New Three-Week GOP Funding Resolution Would Slash Funds For Tsunami Monitoring And Disaster Response

As ThinkProgress noted this morning, House Republicans’ budget would make massive cuts the country’s ability to monitor and respond to disasters like the tsunami that struck Japan last night. That proposal was stopped in the Senate this week. But today, in an unfortunate bit of bad timing, House Appropriations Committee Chair Hal Rogers (R-KY) introduced a new continuing resolution to fund the government for the next three weeks, while implementing more than $6 billion in budget cuts — including more than $100 million from the agency responsible for handling tsunamis. Beyond slashing funds to NOAA, the GOP plan would strip money from the agency that monitors earthquakes, along with other critical programs:

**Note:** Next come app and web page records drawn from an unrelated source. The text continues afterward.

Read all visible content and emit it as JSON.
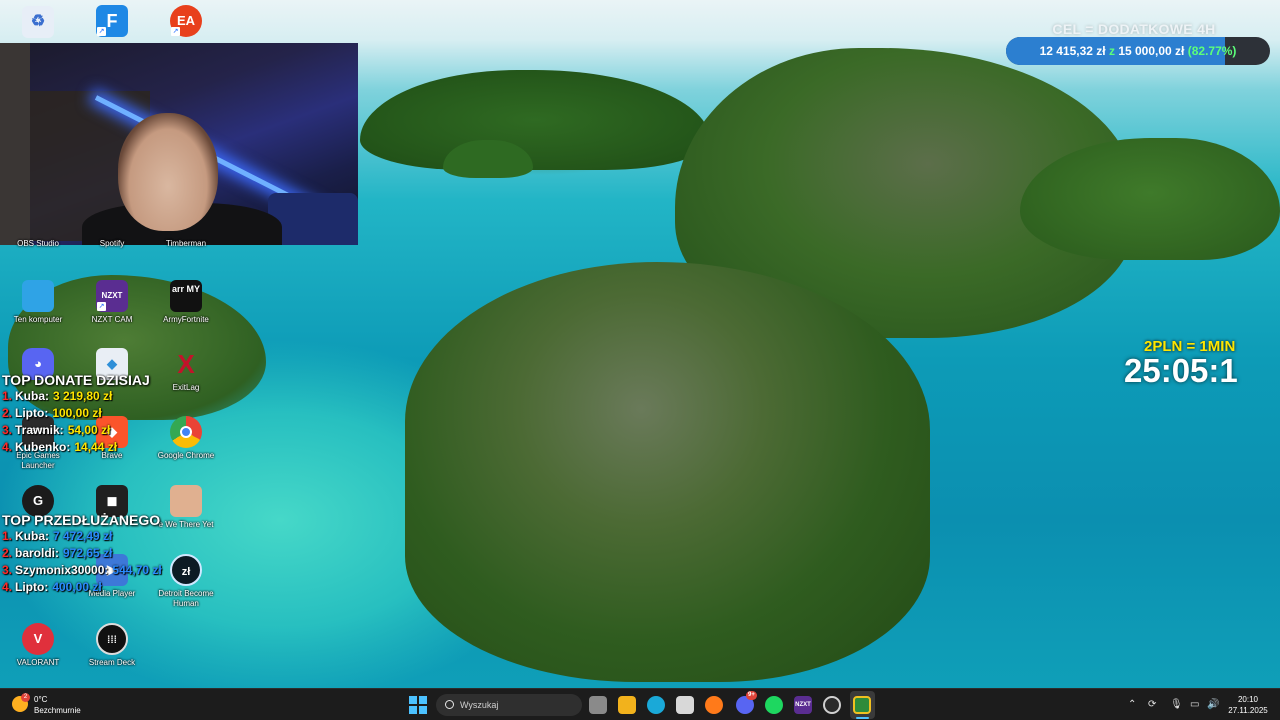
{
  "desktop_icons": [
    {
      "id": "recycle-bin",
      "label": "",
      "icon": "recycle-bin-icon",
      "color": "#3b6fcf"
    },
    {
      "id": "fortnite",
      "label": "",
      "icon": "fortnite-icon",
      "color": "#1e88e5",
      "glyph": "F"
    },
    {
      "id": "ea",
      "label": "",
      "icon": "ea-icon",
      "color": "#e8401c",
      "glyph": "EA"
    },
    {
      "id": "obs",
      "label": "OBS Studio"
    },
    {
      "id": "spotify",
      "label": "Spotify"
    },
    {
      "id": "timberman",
      "label": "Timberman"
    },
    {
      "id": "this-pc",
      "label": "Ten komputer",
      "icon": "monitor-icon",
      "color": "#2fa3e6"
    },
    {
      "id": "nzxt-cam",
      "label": "NZXT CAM",
      "icon": "nzxt-icon",
      "color": "#5a2d91",
      "glyph": "NZXT"
    },
    {
      "id": "army-fortnite",
      "label": "ArmyFortnite",
      "icon": "army-icon",
      "color": "#111111",
      "glyph": "arr MY"
    },
    {
      "id": "discord",
      "label": "",
      "icon": "discord-icon",
      "color": "#5865f2"
    },
    {
      "id": "lossless",
      "label": "",
      "icon": "lossless-icon",
      "color": "#e9eef5"
    },
    {
      "id": "exitlag",
      "label": "ExitLag",
      "icon": "exitlag-icon",
      "color": "#c3132a",
      "glyph": "X"
    },
    {
      "id": "epic",
      "label": "Epic Games Launcher",
      "icon": "epic-icon",
      "color": "#2b2b2b",
      "glyph": "EPIC"
    },
    {
      "id": "brave",
      "label": "Brave",
      "icon": "brave-icon",
      "color": "#fb542b"
    },
    {
      "id": "chrome",
      "label": "Google Chrome",
      "icon": "chrome-icon",
      "color": "#4285f4"
    },
    {
      "id": "logitech",
      "label": "",
      "icon": "logitech-icon",
      "color": "#1b1b1b",
      "glyph": "G"
    },
    {
      "id": "roblox",
      "label": "",
      "icon": "roblox-icon",
      "color": "#202020"
    },
    {
      "id": "we-there-yet",
      "label": "e We There Yet",
      "icon": "game-avatar-icon",
      "color": "#e0b090"
    },
    {
      "id": "media-player",
      "label": "Media Player",
      "icon": "media-player-icon",
      "color": "#3d78d8"
    },
    {
      "id": "detroit",
      "label": "Detroit Become Human",
      "icon": "detroit-icon",
      "color": "#0c1a24"
    },
    {
      "id": "valorant",
      "label": "VALORANT",
      "icon": "valorant-icon",
      "color": "#e0303c"
    },
    {
      "id": "stream-deck",
      "label": "Stream Deck",
      "icon": "stream-deck-icon",
      "color": "#111111"
    }
  ],
  "goal": {
    "title": "CEL = DODATKOWE 4H",
    "current": "12 415,32 zł",
    "separator": "z",
    "target": "15 000,00 zł",
    "percent_label": "(82.77%)",
    "percent": 0.8277,
    "fill_color": "#2c7fd0",
    "percent_color": "#5cff7a"
  },
  "timer": {
    "rate": "2PLN = 1MIN",
    "value": "25:05:1",
    "rate_color": "#ffe600"
  },
  "top_donate": {
    "title": "TOP DONATE DZISIAJ",
    "rows": [
      {
        "rank": "1.",
        "name": "Kuba:",
        "amount": "3 219,80 zł"
      },
      {
        "rank": "2.",
        "name": "Lipto:",
        "amount": "100,00 zł"
      },
      {
        "rank": "3.",
        "name": "Trawnik:",
        "amount": "54,00 zł"
      },
      {
        "rank": "4.",
        "name": "Kubenko:",
        "amount": "14,44 zł"
      }
    ]
  },
  "top_extend": {
    "title": "TOP PRZEDŁUŻANEGO",
    "rows": [
      {
        "rank": "1.",
        "name": "Kuba:",
        "amount": "7 472,49 zł"
      },
      {
        "rank": "2.",
        "name": "baroldi:",
        "amount": "972,65 zł"
      },
      {
        "rank": "3.",
        "name": "Szymonix30000:",
        "amount": "544,70 zł"
      },
      {
        "rank": "4.",
        "name": "Lipto:",
        "amount": "400,00 zł"
      }
    ]
  },
  "taskbar": {
    "weather_temp": "0°C",
    "weather_desc": "Bezchmurnie",
    "weather_badge": "2",
    "search_placeholder": "Wyszukaj",
    "discord_badge": "9+",
    "nzxt_glyph": "NZXT",
    "time": "20:10",
    "date": "27.11.2025",
    "accent": "#4cc2ff"
  }
}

— NOAA: The agency with primary responsibility for warning Americans about natural disasters like tsunamis and hurricanes would lose more than $117 million in funding, including $99 million in cuts to its Operations, Research, and Facilities activites.

— U.S. Geological Survey: The agency that monitors earthquakes and other seismic activities will see more than $7 million cut from its Surveys, Investigations, and Research budget.

— Community Policing Services: The resolution would slash more than $194 million in local law enforcement funding, cutting $25 million from a campaign to crack down on methamphetamine abuse. $2 million would be cut from the Office of Nation Drug Control Policy federal drug control programs and $91 million from juvenile justice programs.


— Environmental Protection Agency: The EPA, a frequent target of the new GOP Congress, would see $217 million cut from its budget. Other agencies engaged in environmental protection and land conservation would lose more than $173 million from their budgets.

— National Forest Service: More than $50 million would be cut from the NFS, including $6 million to fight forest fires.

— Small Business: More than $64 million would be cut from agencies and programs that promote small businesses and community development.

In the midst of a fragile economic recovery and the beginning of hurricane and tornado season, House Republicans have shown their willingness to restrict the government’s ability to respond to natural disasters, aid small businesses, and protect America’s environment and streets.

Kevin Donohue